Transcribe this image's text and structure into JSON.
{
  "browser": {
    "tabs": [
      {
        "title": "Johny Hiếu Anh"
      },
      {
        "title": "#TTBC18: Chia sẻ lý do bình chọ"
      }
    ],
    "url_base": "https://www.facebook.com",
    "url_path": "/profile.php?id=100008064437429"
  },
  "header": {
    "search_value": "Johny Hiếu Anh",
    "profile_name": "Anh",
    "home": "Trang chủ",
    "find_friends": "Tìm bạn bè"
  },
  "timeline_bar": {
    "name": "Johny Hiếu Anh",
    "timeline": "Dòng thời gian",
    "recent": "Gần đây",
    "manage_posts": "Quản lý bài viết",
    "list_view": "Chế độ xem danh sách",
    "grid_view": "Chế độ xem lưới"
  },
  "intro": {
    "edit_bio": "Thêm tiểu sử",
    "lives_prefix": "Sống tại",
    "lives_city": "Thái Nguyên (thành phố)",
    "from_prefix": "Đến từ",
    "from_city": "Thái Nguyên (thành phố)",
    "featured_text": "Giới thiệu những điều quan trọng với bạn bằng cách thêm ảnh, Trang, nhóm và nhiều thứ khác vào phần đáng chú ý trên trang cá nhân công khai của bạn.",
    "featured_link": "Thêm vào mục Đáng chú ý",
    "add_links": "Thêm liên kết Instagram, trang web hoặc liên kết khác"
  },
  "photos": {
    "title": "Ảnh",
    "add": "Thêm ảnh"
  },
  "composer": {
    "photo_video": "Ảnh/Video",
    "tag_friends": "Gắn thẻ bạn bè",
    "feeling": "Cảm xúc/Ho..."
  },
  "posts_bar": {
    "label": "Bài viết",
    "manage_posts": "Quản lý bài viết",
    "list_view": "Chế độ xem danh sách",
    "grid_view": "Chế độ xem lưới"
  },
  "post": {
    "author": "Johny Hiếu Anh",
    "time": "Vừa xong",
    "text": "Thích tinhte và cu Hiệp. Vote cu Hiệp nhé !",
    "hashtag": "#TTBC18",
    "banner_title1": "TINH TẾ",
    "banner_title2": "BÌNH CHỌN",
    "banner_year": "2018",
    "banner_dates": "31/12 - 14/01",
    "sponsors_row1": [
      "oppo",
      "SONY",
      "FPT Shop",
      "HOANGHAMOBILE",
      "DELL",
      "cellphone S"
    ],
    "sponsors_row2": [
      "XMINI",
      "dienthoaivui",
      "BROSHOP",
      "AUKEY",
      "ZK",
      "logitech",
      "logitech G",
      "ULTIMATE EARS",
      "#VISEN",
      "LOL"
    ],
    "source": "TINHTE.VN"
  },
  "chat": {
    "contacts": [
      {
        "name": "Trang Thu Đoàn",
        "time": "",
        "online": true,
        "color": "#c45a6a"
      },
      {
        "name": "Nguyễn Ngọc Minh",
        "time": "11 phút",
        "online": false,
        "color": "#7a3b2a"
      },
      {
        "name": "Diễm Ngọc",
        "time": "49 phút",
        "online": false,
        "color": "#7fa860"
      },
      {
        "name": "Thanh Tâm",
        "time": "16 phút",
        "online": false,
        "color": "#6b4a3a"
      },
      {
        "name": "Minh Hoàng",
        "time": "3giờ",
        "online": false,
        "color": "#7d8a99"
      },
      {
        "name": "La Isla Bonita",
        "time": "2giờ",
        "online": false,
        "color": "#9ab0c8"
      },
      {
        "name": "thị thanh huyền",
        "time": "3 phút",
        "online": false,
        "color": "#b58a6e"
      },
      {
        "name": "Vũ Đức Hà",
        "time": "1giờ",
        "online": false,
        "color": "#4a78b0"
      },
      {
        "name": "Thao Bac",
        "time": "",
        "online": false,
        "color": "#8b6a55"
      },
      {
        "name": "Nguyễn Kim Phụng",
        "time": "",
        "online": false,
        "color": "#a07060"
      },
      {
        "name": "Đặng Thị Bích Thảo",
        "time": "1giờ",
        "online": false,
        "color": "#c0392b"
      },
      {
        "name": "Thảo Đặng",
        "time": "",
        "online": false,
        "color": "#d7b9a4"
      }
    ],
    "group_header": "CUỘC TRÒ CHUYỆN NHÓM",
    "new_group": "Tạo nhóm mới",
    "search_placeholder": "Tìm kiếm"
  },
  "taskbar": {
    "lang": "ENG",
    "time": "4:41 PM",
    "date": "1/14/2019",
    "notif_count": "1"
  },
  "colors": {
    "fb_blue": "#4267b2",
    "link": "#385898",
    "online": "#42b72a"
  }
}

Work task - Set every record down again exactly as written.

Exercise answer -
Transcribe this image's text and structure into JSON.
{
  "browser": {
    "tabs": [
      {
        "title": "Johny Hiếu Anh"
      },
      {
        "title": "#TTBC18: Chia sẻ lý do bình chọ"
      }
    ],
    "url_base": "https://www.facebook.com",
    "url_path": "/profile.php?id=100008064437429"
  },
  "header": {
    "search_value": "Johny Hiếu Anh",
    "profile_name": "Anh",
    "home": "Trang chủ",
    "find_friends": "Tìm bạn bè"
  },
  "timeline_bar": {
    "name": "Johny Hiếu Anh",
    "timeline": "Dòng thời gian",
    "recent": "Gần đây",
    "manage_posts": "Quản lý bài viết",
    "list_view": "Chế độ xem danh sách",
    "grid_view": "Chế độ xem lưới"
  },
  "intro": {
    "edit_bio": "Thêm tiểu sử",
    "lives_prefix": "Sống tại",
    "lives_city": "Thái Nguyên (thành phố)",
    "from_prefix": "Đến từ",
    "from_city": "Thái Nguyên (thành phố)",
    "featured_text": "Giới thiệu những điều quan trọng với bạn bằng cách thêm ảnh, Trang, nhóm và nhiều thứ khác vào phần đáng chú ý trên trang cá nhân công khai của bạn.",
    "featured_link": "Thêm vào mục Đáng chú ý",
    "add_links": "Thêm liên kết Instagram, trang web hoặc liên kết khác"
  },
  "photos": {
    "title": "Ảnh",
    "add": "Thêm ảnh"
  },
  "composer": {
    "photo_video": "Ảnh/Video",
    "tag_friends": "Gắn thẻ bạn bè",
    "feeling": "Cảm xúc/Ho..."
  },
  "posts_bar": {
    "label": "Bài viết",
    "manage_posts": "Quản lý bài viết",
    "list_view": "Chế độ xem danh sách",
    "grid_view": "Chế độ xem lưới"
  },
  "post": {
    "author": "Johny Hiếu Anh",
    "time": "Vừa xong",
    "text": "Thích tinhte và cu Hiệp. Vote cu Hiệp nhé !",
    "hashtag": "#TTBC18",
    "banner_title1": "TINH TẾ",
    "banner_title2": "BÌNH CHỌN",
    "banner_year": "2018",
    "banner_dates": "31/12 - 14/01",
    "sponsors_row1": [
      "oppo",
      "SONY",
      "FPT Shop",
      "HOANGHAMOBILE",
      "DELL",
      "cellphone S"
    ],
    "sponsors_row2": [
      "XMINI",
      "dienthoaivui",
      "BROSHOP",
      "AUKEY",
      "ZK",
      "logitech",
      "logitech G",
      "ULTIMATE EARS",
      "#VISEN",
      "LOL"
    ],
    "source": "TINHTE.VN"
  },
  "chat": {
    "contacts": [
      {
        "name": "Trang Thu Đoàn",
        "time": "",
        "online": true,
        "color": "#c45a6a"
      },
      {
        "name": "Nguyễn Ngọc Minh",
        "time": "11 phút",
        "online": false,
        "color": "#7a3b2a"
      },
      {
        "name": "Diễm Ngọc",
        "time": "49 phút",
        "online": false,
        "color": "#7fa860"
      },
      {
        "name": "Thanh Tâm",
        "time": "16 phút",
        "online": false,
        "color": "#6b4a3a"
      },
      {
        "name": "Minh Hoàng",
        "time": "3giờ",
        "online": false,
        "color": "#7d8a99"
      },
      {
        "name": "La Isla Bonita",
        "time": "2giờ",
        "online": false,
        "color": "#9ab0c8"
      },
      {
        "name": "thị thanh huyền",
        "time": "3 phút",
        "online": false,
        "color": "#b58a6e"
      },
      {
        "name": "Vũ Đức Hà",
        "time": "1giờ",
        "online": false,
        "color": "#4a78b0"
      },
      {
        "name": "Thao Bac",
        "time": "",
        "online": false,
        "color": "#8b6a55"
      },
      {
        "name": "Nguyễn Kim Phụng",
        "time": "",
        "online": false,
        "color": "#a07060"
      },
      {
        "name": "Đặng Thị Bích Thảo",
        "time": "1giờ",
        "online": false,
        "color": "#c0392b"
      },
      {
        "name": "Thảo Đặng",
        "time": "",
        "online": false,
        "color": "#d7b9a4"
      }
    ],
    "group_header": "CUỘC TRÒ CHUYỆN NHÓM",
    "new_group": "Tạo nhóm mới",
    "search_placeholder": "Tìm kiếm"
  },
  "taskbar": {
    "lang": "ENG",
    "time": "4:41 PM",
    "date": "1/14/2019",
    "notif_count": "1"
  },
  "colors": {
    "fb_blue": "#4267b2",
    "link": "#385898",
    "online": "#42b72a"
  }
}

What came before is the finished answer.